Google Analytics Dashboard gives you the ability to view your Google Analytics data in your WordPress dashboard. You can also alow other users to see the same dashboard information when they are logged in or embed parts of the data into posts or as part of your theme.
The biggest advantage of this plugin in my view is that it adds sparklines in the “posts -> edit” page in the admin area.
Analytics360 I don’t use this one much. But one feature it has that I find interesting is that is adds information of when you posted something with the trend line of the google analytics traffic data. It also mixes data from MailChimp’s, which I don’t use.
MailChimp’s Analytics360 plugin allows you to pull Google Analytics and MailChimp data directly into your dashboard, so you can access robust analytics tools without leaving WordPress.
This plugin adds a Piwik stats site to your WordPress dashboard. It’s also able to add the Piwik tracking code to your blog. Piwik is an open source (GPL licensed) web analytics software program. It provides you with detailed real time reports on your website visitors: the search engines and keywords they used, the language they speak, your popular pages and so on…
You can install Piwik more or less like you install WordPress, and then you are left to integrate it into your blog. The only real down side of it for me (compared to google analytics) is the advanced segmentation and pivoting. But in general it is a free, great (and growing!) Web analytics solution.
Woopra Analytics Plugin I have been using Woopra since their release thanks to lorelle. I enjoy the ability to follow the live actions that are happening inside the blog. Although since woopra went from BETA to GOLD, I lost most interest because the total blogs I track have more traffic volume then woopra allow tracking in their free account. But small bloggers could find the service gratifying.
Woopra is the world’s most comprehensive, information rich, easy to use, real-time Web tracking and analysis application.
Live Tracking and Web Statistics
A rich user interface and client monitoring application
Manage Multiple Blogs and Websites
Deep analytic and search capabilities
Visitor and member tagging
Easy Installation and Update Notification
If you are into web analytics, I also encourage you to give the following a try: Nuconomy,ClickTale, Crazy Egg. And of course, Google analytics. Each of them (and also Woopra) strips you and your visitors a bit more from their privacy. But that is the ultimate price we pay for the strong Web analytics solutions that exists out there. If you got any more statistics plugins I missed, feel encouraged to share them with me in the comments 🙂
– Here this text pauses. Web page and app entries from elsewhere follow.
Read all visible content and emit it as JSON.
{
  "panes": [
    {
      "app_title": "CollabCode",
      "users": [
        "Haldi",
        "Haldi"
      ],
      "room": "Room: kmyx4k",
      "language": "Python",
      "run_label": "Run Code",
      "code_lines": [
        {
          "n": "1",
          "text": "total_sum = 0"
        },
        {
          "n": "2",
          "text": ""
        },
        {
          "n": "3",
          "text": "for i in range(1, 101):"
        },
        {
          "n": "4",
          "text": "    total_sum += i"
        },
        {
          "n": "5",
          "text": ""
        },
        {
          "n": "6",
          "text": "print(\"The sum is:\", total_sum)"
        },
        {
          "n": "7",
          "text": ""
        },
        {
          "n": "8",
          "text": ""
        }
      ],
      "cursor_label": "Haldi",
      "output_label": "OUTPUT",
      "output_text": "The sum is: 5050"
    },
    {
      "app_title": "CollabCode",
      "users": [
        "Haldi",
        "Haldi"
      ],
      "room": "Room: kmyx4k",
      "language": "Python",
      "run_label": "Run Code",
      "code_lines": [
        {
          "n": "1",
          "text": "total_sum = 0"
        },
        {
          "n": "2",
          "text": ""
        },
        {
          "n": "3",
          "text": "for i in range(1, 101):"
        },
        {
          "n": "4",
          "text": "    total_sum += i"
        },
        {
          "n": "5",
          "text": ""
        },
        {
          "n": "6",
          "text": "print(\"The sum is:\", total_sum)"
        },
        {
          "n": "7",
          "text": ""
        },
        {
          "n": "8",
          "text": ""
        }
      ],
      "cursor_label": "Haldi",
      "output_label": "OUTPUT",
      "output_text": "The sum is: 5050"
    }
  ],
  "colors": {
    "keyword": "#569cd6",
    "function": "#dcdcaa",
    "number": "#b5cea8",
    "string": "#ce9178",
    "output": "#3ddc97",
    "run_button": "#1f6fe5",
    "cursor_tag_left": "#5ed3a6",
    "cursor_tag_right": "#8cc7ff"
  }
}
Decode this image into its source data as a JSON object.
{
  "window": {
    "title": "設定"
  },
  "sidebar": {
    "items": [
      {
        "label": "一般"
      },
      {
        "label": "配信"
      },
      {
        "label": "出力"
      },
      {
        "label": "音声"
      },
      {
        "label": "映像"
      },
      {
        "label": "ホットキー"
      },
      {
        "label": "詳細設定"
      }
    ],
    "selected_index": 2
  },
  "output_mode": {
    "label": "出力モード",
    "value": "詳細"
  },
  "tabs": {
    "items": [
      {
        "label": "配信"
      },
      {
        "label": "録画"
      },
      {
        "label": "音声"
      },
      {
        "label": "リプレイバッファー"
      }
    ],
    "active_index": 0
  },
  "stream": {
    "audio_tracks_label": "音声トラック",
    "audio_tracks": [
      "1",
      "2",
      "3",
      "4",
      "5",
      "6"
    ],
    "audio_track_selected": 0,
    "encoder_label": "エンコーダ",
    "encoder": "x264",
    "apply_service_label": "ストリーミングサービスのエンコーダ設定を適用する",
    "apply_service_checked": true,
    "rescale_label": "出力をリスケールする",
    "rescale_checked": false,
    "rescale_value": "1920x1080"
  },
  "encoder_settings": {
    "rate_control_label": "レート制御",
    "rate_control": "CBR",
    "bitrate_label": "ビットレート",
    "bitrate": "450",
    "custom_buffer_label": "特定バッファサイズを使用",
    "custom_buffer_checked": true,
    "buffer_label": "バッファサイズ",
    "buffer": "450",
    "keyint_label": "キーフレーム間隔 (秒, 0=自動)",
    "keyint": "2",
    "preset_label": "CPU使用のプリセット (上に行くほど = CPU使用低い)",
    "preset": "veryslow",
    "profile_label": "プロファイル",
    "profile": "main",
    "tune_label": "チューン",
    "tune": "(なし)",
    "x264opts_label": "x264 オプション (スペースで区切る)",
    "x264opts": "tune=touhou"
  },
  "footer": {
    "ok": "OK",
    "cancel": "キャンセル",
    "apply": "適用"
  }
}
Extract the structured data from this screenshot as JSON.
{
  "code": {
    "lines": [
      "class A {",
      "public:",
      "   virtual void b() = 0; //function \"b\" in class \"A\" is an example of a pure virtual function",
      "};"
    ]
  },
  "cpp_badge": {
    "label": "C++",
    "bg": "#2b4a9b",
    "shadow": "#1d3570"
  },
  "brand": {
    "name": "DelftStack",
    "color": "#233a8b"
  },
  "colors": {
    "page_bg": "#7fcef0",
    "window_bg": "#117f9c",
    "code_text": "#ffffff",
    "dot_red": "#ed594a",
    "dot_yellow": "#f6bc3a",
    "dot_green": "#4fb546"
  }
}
I guess this is not the number one post I would like to start with on this blog, but I feel the time is right for it (community-wise).
I’ll move on to the subject matter in a moment, but first a short intro: This blog is written by Tal Galili. I am an aspiring statistician who also loves to use R for his work. At the same time I am also a WordPress blogger, writing mainly at www.TalGalili.com where I can use my native language (Hebrew) for self expression.
This combination of statistics and blogging will lead me to sometimes much less statistical, but more Web/Open-Source oriented posts like this one. So for the statisticians in the audience I extend my apologies and invite you to wait for future posts which will be more fully focused on Statistics and R.